Your task:
Print the data that follows again, keeping every line exact.

[Data records for software interfaces]
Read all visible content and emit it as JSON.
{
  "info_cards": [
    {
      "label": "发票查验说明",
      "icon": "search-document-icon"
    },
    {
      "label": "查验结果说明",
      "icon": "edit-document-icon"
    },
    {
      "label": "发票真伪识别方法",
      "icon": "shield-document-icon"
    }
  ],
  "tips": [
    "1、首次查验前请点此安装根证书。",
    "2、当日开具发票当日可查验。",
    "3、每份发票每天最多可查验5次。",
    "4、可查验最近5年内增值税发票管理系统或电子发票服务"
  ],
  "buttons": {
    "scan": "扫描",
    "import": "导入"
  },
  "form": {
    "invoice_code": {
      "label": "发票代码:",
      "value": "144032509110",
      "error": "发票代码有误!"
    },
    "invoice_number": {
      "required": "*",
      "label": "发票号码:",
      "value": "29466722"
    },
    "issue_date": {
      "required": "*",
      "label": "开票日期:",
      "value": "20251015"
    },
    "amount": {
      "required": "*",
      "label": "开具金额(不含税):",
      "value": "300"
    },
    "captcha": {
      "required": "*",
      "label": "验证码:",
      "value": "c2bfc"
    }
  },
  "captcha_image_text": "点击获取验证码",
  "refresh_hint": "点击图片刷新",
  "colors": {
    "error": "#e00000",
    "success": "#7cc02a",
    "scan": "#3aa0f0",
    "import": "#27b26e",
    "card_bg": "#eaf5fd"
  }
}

Solution to this problem:
Read all visible content and emit it as JSON.
{
  "info_cards": [
    {
      "label": "发票查验说明",
      "icon": "search-document-icon"
    },
    {
      "label": "查验结果说明",
      "icon": "edit-document-icon"
    },
    {
      "label": "发票真伪识别方法",
      "icon": "shield-document-icon"
    }
  ],
  "tips": [
    "1、首次查验前请点此安装根证书。",
    "2、当日开具发票当日可查验。",
    "3、每份发票每天最多可查验5次。",
    "4、可查验最近5年内增值税发票管理系统或电子发票服务"
  ],
  "buttons": {
    "scan": "扫描",
    "import": "导入"
  },
  "form": {
    "invoice_code": {
      "label": "发票代码:",
      "value": "144032509110",
      "error": "发票代码有误!"
    },
    "invoice_number": {
      "required": "*",
      "label": "发票号码:",
      "value": "29466722"
    },
    "issue_date": {
      "required": "*",
      "label": "开票日期:",
      "value": "20251015"
    },
    "amount": {
      "required": "*",
      "label": "开具金额(不含税):",
      "value": "300"
    },
    "captcha": {
      "required": "*",
      "label": "验证码:",
      "value": "c2bfc"
    }
  },
  "captcha_image_text": "点击获取验证码",
  "refresh_hint": "点击图片刷新",
  "colors": {
    "error": "#e00000",
    "success": "#7cc02a",
    "scan": "#3aa0f0",
    "import": "#27b26e",
    "card_bg": "#eaf5fd"
  }
}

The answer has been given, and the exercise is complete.